[Excerpts from an interface dataset]
########

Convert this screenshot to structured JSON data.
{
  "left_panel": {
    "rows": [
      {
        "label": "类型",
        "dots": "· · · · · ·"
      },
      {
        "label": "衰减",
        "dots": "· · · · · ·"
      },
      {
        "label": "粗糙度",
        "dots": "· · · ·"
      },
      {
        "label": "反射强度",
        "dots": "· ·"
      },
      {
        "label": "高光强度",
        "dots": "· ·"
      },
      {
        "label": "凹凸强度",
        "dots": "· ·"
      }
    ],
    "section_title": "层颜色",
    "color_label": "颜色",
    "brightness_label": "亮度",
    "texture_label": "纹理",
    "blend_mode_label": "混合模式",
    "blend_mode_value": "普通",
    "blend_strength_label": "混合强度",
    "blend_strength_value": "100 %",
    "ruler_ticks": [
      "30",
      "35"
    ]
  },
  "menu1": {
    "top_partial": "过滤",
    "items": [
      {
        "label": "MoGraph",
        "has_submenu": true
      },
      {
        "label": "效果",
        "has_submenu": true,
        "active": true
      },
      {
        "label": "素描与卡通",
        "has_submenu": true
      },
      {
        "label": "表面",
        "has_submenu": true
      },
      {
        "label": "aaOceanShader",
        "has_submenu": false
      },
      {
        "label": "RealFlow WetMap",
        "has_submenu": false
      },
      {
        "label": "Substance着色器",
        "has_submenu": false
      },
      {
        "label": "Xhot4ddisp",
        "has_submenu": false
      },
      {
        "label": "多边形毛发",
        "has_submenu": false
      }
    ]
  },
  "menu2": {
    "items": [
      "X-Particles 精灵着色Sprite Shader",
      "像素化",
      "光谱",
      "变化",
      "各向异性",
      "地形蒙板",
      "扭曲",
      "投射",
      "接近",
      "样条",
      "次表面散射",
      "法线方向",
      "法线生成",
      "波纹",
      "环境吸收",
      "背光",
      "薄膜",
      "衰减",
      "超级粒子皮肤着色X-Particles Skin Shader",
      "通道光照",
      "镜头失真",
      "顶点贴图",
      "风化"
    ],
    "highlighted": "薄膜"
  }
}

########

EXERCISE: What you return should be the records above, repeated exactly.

EXERCISE RESPONSE:
Convert this screenshot to structured JSON data.
{
  "left_panel": {
    "rows": [
      {
        "label": "类型",
        "dots": "· · · · · ·"
      },
      {
        "label": "衰减",
        "dots": "· · · · · ·"
      },
      {
        "label": "粗糙度",
        "dots": "· · · ·"
      },
      {
        "label": "反射强度",
        "dots": "· ·"
      },
      {
        "label": "高光强度",
        "dots": "· ·"
      },
      {
        "label": "凹凸强度",
        "dots": "· ·"
      }
    ],
    "section_title": "层颜色",
    "color_label": "颜色",
    "brightness_label": "亮度",
    "texture_label": "纹理",
    "blend_mode_label": "混合模式",
    "blend_mode_value": "普通",
    "blend_strength_label": "混合强度",
    "blend_strength_value": "100 %",
    "ruler_ticks": [
      "30",
      "35"
    ]
  },
  "menu1": {
    "top_partial": "过滤",
    "items": [
      {
        "label": "MoGraph",
        "has_submenu": true
      },
      {
        "label": "效果",
        "has_submenu": true,
        "active": true
      },
      {
        "label": "素描与卡通",
        "has_submenu": true
      },
      {
        "label": "表面",
        "has_submenu": true
      },
      {
        "label": "aaOceanShader",
        "has_submenu": false
      },
      {
        "label": "RealFlow WetMap",
        "has_submenu": false
      },
      {
        "label": "Substance着色器",
        "has_submenu": false
      },
      {
        "label": "Xhot4ddisp",
        "has_submenu": false
      },
      {
        "label": "多边形毛发",
        "has_submenu": false
      }
    ]
  },
  "menu2": {
    "items": [
      "X-Particles 精灵着色Sprite Shader",
      "像素化",
      "光谱",
      "变化",
      "各向异性",
      "地形蒙板",
      "扭曲",
      "投射",
      "接近",
      "样条",
      "次表面散射",
      "法线方向",
      "法线生成",
      "波纹",
      "环境吸收",
      "背光",
      "薄膜",
      "衰减",
      "超级粒子皮肤着色X-Particles Skin Shader",
      "通道光照",
      "镜头失真",
      "顶点贴图",
      "风化"
    ],
    "highlighted": "薄膜"
  }
}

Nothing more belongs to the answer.